__Web page and app entries__
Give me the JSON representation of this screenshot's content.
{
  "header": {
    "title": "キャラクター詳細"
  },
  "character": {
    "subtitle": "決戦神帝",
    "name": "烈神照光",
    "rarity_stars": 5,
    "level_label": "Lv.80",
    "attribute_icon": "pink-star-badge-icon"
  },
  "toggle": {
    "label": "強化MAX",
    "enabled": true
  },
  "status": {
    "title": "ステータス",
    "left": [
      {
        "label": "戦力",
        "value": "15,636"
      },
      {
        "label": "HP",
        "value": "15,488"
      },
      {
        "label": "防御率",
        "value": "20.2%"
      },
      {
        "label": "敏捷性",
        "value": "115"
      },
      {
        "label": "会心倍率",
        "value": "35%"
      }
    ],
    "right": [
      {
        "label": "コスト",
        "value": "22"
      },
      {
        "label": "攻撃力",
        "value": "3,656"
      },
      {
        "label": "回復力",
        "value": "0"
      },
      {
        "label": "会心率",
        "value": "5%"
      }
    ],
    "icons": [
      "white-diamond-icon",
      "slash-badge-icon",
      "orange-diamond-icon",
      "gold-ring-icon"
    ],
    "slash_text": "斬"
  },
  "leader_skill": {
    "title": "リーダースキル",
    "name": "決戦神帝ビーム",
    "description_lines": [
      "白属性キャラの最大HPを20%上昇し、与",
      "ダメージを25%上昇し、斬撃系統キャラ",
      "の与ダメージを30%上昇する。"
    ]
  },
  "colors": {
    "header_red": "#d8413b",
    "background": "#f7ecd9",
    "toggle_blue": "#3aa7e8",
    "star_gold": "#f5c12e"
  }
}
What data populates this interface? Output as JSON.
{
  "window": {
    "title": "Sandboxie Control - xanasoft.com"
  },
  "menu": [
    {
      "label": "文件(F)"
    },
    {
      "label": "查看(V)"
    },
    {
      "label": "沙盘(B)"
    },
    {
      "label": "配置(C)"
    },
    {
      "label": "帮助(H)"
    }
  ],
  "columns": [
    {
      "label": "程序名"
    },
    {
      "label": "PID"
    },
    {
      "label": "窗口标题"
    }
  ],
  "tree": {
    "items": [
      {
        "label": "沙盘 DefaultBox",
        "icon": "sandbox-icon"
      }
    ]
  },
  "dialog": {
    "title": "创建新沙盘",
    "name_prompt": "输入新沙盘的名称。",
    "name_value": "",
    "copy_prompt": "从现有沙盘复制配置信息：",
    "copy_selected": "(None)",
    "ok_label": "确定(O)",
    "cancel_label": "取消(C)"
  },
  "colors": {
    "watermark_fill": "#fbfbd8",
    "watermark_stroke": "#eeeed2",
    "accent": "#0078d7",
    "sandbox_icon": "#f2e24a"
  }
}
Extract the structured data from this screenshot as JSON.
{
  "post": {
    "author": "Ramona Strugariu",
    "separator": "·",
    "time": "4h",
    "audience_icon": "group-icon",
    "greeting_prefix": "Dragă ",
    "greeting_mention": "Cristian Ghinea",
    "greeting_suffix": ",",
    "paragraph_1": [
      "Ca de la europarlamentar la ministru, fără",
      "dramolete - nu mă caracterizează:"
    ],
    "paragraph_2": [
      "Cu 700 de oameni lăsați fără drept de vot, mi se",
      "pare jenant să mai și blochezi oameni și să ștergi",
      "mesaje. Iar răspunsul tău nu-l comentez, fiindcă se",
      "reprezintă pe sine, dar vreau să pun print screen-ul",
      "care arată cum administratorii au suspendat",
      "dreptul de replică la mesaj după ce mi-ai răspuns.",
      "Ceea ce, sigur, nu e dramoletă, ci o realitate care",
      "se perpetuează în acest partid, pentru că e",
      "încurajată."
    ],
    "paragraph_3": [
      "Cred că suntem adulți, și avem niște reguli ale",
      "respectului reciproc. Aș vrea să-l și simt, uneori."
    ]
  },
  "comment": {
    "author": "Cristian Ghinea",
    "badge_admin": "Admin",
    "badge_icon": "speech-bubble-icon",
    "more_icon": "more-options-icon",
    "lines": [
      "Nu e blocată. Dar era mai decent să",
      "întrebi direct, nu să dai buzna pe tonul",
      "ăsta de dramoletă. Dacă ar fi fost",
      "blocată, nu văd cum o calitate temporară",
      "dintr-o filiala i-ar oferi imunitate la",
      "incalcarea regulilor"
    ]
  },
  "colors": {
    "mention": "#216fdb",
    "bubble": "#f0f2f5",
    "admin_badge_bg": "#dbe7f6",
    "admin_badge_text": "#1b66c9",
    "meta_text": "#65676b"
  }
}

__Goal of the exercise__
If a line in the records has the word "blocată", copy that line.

__Response below__
      "Nu e blocată. Dar era mai decent să",
      "blocată, nu văd cum o calitate temporară",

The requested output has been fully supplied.